Flash Index makes first increase since COVID-19 triggered an economic downturn

July 1, 2020

Flash Index makes first increase since COVID-19 triggered an economic downturn


The U of I Flash Index registered a modest gain in June to 93.1 from its 92.8 level in May. This is the first increase since the COVID-19-induced recession began in February of this year, but the index remains short of the 100-dividing line between growth and decline.

The National Bureau of Economic Research moved the fastest it ever has to officially name the downturn a recession, indicating the precipitousness of the impact of the virus. The index is far below its pre-recession level of 105.7 in February.

“While it is good news that the decline of the index has stopped, the national and Illinois economies face continued uncertainty with both upside and downside shocks possible depending on the spread of the virus and the reopening process,” said University of Illinois economist J. Fred Giertz, who compiles the monthly index for the Institute of Government and Public Affairs. Giertz said there are unanswered questions. “Is the decline really over? What will be the speed of the recovery? This obviously depends in large part on the containment of the virus.”

There are some hopeful signs including the strength of equity markets and the modest decline in the unemployment rate from 17.2% to 15.2% in Illinois. The impact on Illinois appears more severe than the national average with the state’s rate exceeding the national rate by 1.9 percentage points compared to virtual equality in February.

In June, individual income receipts were up compared to last year, likely because of the change in the federal and state filing deadline. Corporate and sales tax receipts were down.

The Flash Index is normally a weighted average of Illinois growth rates in corporate earnings, consumer spending and personal income as estimated from receipts for corporate income, individual income and retail sales taxes. These are adjusted for inflation before growth rates are calculated. The growth rate for each component is then calculated for the 12-month period using data through June 30, 2020.

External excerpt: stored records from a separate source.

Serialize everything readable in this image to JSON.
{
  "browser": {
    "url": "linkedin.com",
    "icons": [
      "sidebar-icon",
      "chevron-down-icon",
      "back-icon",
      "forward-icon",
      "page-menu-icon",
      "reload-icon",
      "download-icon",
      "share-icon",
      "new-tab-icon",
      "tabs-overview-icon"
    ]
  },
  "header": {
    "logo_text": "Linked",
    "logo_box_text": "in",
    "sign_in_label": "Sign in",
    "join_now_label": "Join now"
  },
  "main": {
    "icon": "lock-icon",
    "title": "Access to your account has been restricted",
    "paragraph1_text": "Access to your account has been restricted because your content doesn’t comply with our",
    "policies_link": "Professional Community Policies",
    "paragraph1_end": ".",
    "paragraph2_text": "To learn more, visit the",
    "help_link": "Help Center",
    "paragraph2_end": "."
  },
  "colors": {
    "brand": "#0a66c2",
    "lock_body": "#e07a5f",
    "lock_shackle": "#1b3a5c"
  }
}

For the last four months, several ad hoc adjustments were made to deal with the timing of the tax receipts resulting from state and federal changes in payment dates that were made to lessen the impact of the closures.


Research Area: Fiscal and Economic Policy

Policy Initiative: none